Controls board with 4.3inch LCD with resistive touch, 8 encoders, 8 pots.
On board, there is an audio codec providing line in / out, and phones out. As well, there is S/PDIF optical out.

Would you like to join this project?

Posted: 8/25/2021 7:10:46 AM
andreyrogatkin

Joined: 1/27/2021

I want to measure capacitance measuring its discharge time.

Assume that antenna is charged to voltage V+. Then it starts discharging through a resistance R until a voltage threshold VT is reached. The discharge time is T. As we have some voltage noise (let's call it epsilon), we have an uncertainty in T measurement (delta_T). I've done some calculations and obtained that delta_T / T is proportional to epsilon and inversely proportional to V+.

I estimated epsilon using this calculator for 1GHz frequency and 200KOhm resistance.

If I use a microcontroller with capture timer with ~5 nanosecond time resolution, I evaluate I can have 18 meaningful bits on 100 samples/second rate charging antenna to only 3 Volts.

18 bits, using Buggins's calculations, would be enough for 50cm hand to antenna distance and 4 octaves. Isn't it the simplest method of measuring antenna capacitance? Has anyone tried it? Maybe my evaluation of 18 bits is not correct? If 18 bits is not enough, one can always increase V+ to tens of volts and get more bits. 

[EDIT] How do you insert pictures in your posts???
[EDIT] Problem with the picture fixed

Posted: 8/25/2021 1:39:12 PM
dewster

From: Northern NJ, USA

Joined: 2/17/2012

"How do you insert pictures in your posts???"  - andreyrogatkin

Click the "insert an image" picture icon at the top right of the "Post Reply" edit box, and copy the web address of the picture in the URL entry area.

You can make photo albums here at TW and link to those too.

Posted: 8/25/2021 1:52:40 PM
andreyrogatkin

Joined: 1/27/2021

"Click the "insert an image" picture icon at the top right of the "Post Reply" edit box, and copy the web address of the picture in the URL entry area:You can make photo albums here at TW and link to those too.

I have done exactly this thing but the picture is not present in my post. May it be because I am not validated as a non-spam user?

Posted: 8/25/2021 5:46:55 PM
dewster

From: Northern NJ, USA

Joined: 2/17/2012

I had to use the full real link to it to get it to show up: https://i.ibb.co/1rkjGnP/20210825-095137.jpg

Posted: 8/25/2021 5:58:22 PM
andreyrogatkin

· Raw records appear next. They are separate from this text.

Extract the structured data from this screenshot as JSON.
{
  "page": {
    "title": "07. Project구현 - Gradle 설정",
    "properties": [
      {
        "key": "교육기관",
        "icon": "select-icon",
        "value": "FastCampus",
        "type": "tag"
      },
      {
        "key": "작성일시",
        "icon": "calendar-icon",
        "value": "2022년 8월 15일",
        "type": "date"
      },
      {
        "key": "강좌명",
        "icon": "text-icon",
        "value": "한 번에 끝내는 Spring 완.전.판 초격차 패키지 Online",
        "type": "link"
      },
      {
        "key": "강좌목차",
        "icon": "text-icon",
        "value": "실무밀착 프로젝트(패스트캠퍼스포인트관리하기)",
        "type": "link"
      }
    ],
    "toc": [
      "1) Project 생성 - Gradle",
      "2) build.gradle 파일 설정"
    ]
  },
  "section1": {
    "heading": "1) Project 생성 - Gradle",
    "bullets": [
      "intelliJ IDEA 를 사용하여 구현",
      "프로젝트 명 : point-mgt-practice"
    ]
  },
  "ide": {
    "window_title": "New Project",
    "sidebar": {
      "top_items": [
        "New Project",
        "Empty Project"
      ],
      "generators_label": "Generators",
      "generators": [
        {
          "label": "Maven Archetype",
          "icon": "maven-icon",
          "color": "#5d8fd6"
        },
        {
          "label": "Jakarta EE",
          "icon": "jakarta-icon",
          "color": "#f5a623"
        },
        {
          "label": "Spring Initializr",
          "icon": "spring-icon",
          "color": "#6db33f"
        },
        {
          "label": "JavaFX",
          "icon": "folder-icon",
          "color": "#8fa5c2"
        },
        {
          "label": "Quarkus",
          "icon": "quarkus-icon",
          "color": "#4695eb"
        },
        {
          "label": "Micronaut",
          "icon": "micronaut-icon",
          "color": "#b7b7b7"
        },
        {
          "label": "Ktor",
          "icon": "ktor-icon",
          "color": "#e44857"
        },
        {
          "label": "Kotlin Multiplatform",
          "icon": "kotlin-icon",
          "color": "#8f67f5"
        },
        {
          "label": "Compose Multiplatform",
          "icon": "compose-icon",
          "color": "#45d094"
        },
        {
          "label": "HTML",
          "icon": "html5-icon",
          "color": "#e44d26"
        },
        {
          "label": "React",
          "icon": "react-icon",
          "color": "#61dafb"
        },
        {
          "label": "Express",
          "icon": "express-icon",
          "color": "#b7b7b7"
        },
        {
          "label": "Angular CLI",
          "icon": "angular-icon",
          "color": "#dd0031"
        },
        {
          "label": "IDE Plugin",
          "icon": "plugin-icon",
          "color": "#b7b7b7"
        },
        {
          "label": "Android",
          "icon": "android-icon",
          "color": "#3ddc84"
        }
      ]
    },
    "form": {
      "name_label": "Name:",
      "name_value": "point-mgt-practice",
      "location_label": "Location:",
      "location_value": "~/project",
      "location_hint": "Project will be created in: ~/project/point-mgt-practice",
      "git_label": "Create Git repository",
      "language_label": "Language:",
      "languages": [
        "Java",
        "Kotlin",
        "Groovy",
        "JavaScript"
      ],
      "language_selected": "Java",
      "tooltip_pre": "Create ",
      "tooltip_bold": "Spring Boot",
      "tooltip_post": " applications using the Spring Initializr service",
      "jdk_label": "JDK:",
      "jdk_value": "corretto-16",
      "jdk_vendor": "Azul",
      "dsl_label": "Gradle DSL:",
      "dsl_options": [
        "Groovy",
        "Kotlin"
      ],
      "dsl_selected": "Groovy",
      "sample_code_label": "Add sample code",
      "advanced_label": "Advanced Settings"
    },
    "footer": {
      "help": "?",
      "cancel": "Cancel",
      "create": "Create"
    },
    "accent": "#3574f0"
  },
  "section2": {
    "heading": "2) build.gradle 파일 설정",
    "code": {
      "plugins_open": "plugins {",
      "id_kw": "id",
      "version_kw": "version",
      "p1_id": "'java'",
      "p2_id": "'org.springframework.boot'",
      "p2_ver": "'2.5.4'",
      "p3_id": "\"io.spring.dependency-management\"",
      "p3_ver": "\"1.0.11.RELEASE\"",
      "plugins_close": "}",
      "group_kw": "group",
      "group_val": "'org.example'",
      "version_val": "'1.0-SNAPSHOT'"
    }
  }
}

Joined: 1/27/2021

I had to use the full real link to it to get it to show up: https://i.ibb.co/1rkjGnP/20210825-095137.jpg

Thanks! That is the trick.

You must be logged in to post a reply. Please log in or register for a new account.